Clemson feels like home for Florida recruit

Jeremy Styron

Although Florida State University is about five miles from his high school, tight end Sage Ennis chose to move six hours up the road to Tigertown because, to him, Clemson, S.C., feels like a home away from home.

Ennis, who played wide receiver and quarterback early in his high school career before being switched to tight end for his remaining two years, is one of about 20 commits the Clemson Tigers have penciled in for 2020. He gave a verbal commitment to Clemson in June after receiving offers from multiple schools, including FSU and Penn State.

The small town atmosphere was what initially attracted Ennis to Clemson, he said, noting that he visited campus three times between May-July.


“It’s a really nice campus, not just the facilities part, just how it’s around the lakes and how they have all the water,” Ennis said. “... I really like how it’s close and not really spread out. Like some campuses are really big and spread out. From what I saw at least, it seems like it’s really close and more like it’s own community itself.”

Ennis, who was born in Columbus, Ohio, moved with his family to Tennessee and Michigan as a child before settling in Florida in 2006.

As a child, he helped his father with his cattle business. Clemson, with its rural landscapes and agricultural heritage, reminded him of his family's background in farming. 

“I kind of grew up in a real rural area in the country, and that’s basically what Clemson is,” Ennis, who is listed at 6-foot-4 and 220 pounds, said. “It’s out in the country, not a very big city. It’s a nice campus, but it’s not going to be like an FSU or something like that, one of your big campuses, so I liked that about it. To me, that’s what made it really feel like home, living in Tallahassee a lot of people were like, ‘Well, how can FSU not feel like home?’”

“I grew in a rural area, and Clemson just really felt like home being out in the country, just seeing the stuff they’ve got there (and being) an agricultural school,” he added. “I just liked the feel of it.”

He said that working on a farm helped to shape his work ethic and character, which translated to football.

“It kind of made me tough,” he said about farm life. “You always had to do something, whether it was picking up a little square bales that weigh a lot more than you when you’re little or trying to herd some cows and sorting them because if you’re not careful, you can get in a bad situation or get kicked, so it kind of brings out some toughness in you. You’ve got to be hard-nosed because if you mess up when you’re sorting them, you’re definitely going to get yelled at.”

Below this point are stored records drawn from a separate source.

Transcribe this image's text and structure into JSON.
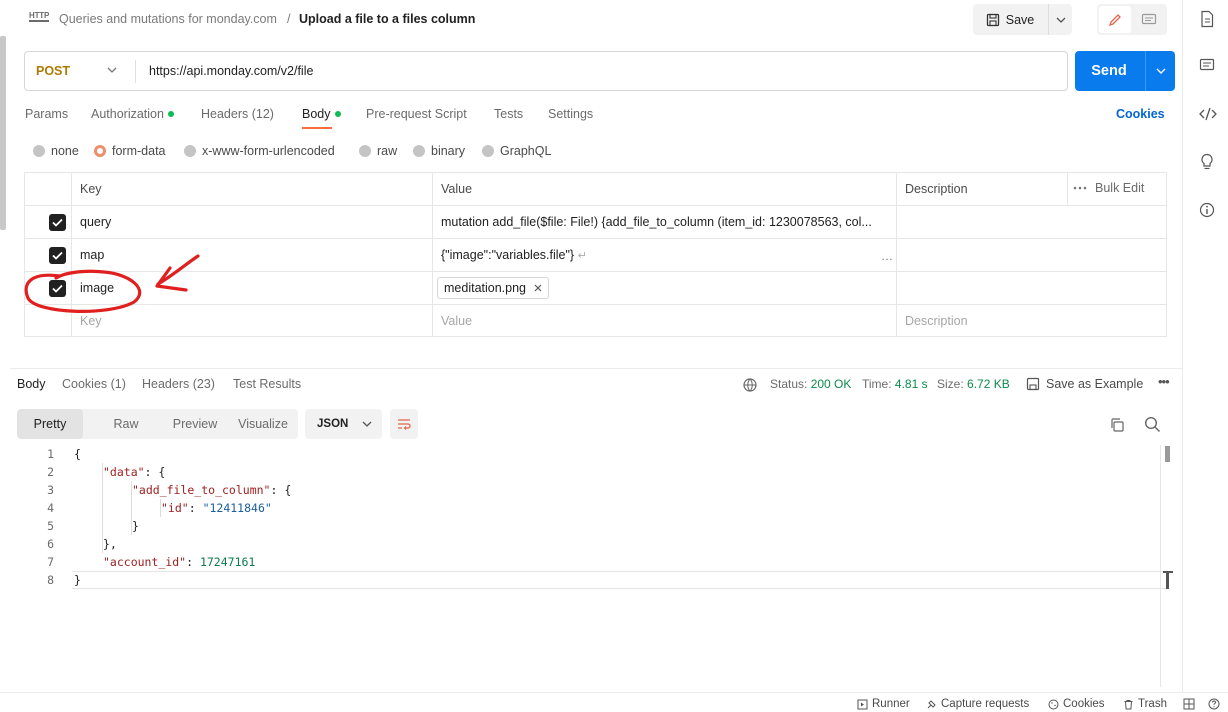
{
  "header": {
    "protocol_badge": "HTTP",
    "collection": "Queries and mutations for monday.com",
    "separator": "/",
    "request_name": "Upload a file to a files column",
    "save_label": "Save"
  },
  "request": {
    "method": "POST",
    "url": "https://api.monday.com/v2/file",
    "send_label": "Send"
  },
  "request_tabs": {
    "params": "Params",
    "authorization": "Authorization",
    "headers": "Headers (12)",
    "body": "Body",
    "pre_request": "Pre-request Script",
    "tests": "Tests",
    "settings": "Settings",
    "cookies": "Cookies"
  },
  "body_types": {
    "none": "none",
    "form_data": "form-data",
    "urlencoded": "x-www-form-urlencoded",
    "raw": "raw",
    "binary": "binary",
    "graphql": "GraphQL",
    "selected": "form-data"
  },
  "form_table": {
    "headers": {
      "key": "Key",
      "value": "Value",
      "description": "Description",
      "bulk_edit": "Bulk Edit"
    },
    "rows": [
      {
        "key": "query",
        "value": "mutation add_file($file: File!) {add_file_to_column (item_id: 1230078563, col...",
        "description": ""
      },
      {
        "key": "map",
        "value": "{\"image\":\"variables.file\"}",
        "description": ""
      },
      {
        "key": "image",
        "file": "meditation.png",
        "description": ""
      }
    ],
    "placeholder": {
      "key": "Key",
      "value": "Value",
      "description": "Description"
    }
  },
  "response": {
    "tabs": {
      "body": "Body",
      "cookies": "Cookies (1)",
      "headers": "Headers (23)",
      "test_results": "Test Results"
    },
    "status_label": "Status:",
    "status_value": "200 OK",
    "time_label": "Time:",
    "time_value": "4.81 s",
    "size_label": "Size:",
    "size_value": "6.72 KB",
    "save_example": "Save as Example",
    "views": {
      "pretty": "Pretty",
      "raw": "Raw",
      "preview": "Preview",
      "visualize": "Visualize"
    },
    "format": "JSON"
  },
  "code": {
    "line_numbers": [
      "1",
      "2",
      "3",
      "4",
      "5",
      "6",
      "7",
      "8"
    ],
    "open_brace": "{",
    "close_brace": "}",
    "data_key": "\"data\"",
    "add_file_key": "\"add_file_to_column\"",
    "id_key": "\"id\"",
    "id_value": "\"12411846\"",
    "account_key": "\"account_id\"",
    "account_value": "17247161"
  },
  "status_bar": {
    "runner": "Runner",
    "capture": "Capture requests",
    "cookies": "Cookies",
    "trash": "Trash"
  },
  "colors": {
    "accent": "#ff6c37",
    "send": "#097bed",
    "method": "#ad7a03",
    "annotation": "#e0201f"
  }
}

“So that translates to coaching. You’re definitely going to get yelled at on the field. After that, it’s how you take it. Are you going to sit there and be in pity or are you going to go to the next play and move on and be better about it?”

He said that as a boy, he would often catch Clemson-FSU games because of the Tigers' rivalry with the Seminoles.

“Growing up I was an FSU fan, and so I watched FSU a lot,” he said. “I knew about Clemson, and then coming to high school, FSU was like the school I wanted to go to.”

Ennis played for Graceville High School as a freshman and sophomore and then moved to Lincoln High School in Tallahassee for his junior and senior years. 

He received multiple offers during the recruitment process but eventually caught the attention of Tigers defensive coordinator Brent Venables, who began following him on Twitter. Ennis sent Venables some promotional videos of his work on the field, and his relationship with Clemson blossomed.

Ennis said he was impressed with tight ends coach Danny Pearman, head coach Dabo Swinney and other members of the staff.

Pearman had a “stern” demeanor at first, but when the player and coach had the opportunity to talk more during one of the visits earlier this year, Ennis got to see Pearman’s true personality and his love of the game.

“The more the day went on, we got to talk more (and) I got to see his personality and how passionate he is about football, not just football but for the players,” Ennis said. “He really does care about all his players, not just the tight ends but all the players as a whole. He wants the best out of them on the football field, but he wants the best out of them in life too for them to be successful.”

He called Swinney a “real down-to-earth” and "humble" person who is interested in the betterment of his players on and off the football field.

“He’s not a business type of guy,” Ennis said. “Obviously, it’s somewhat of a business, and at the end of the day, everyone wants to be successful, but he’s one of those guys 10 years later, he’s definitely going to still be there in your life trying to help you and do what he can. You can tell he really cares, and he really brings the family into the program.”

If Clemson has had one deficiency on offense since Jordan Leggett graduated a few years ago, it has been at the tight end position, so an efficient pass blocker and catcher in the middle of the field will most likely be a welcome addition to the roster.

Ennis said he thinks he is up for whatever challenges lay ahead.

“They demand excellence, and that’s what they’re going to get,” Ennis said. “... Dad, he liked everything perfect and growing up on the farm, everything had to be pretty good and close to perfect, so I’ve just been kind of used to that. At Clemson, there will be challenges for me, but I think I’ll be able to handle the challenges."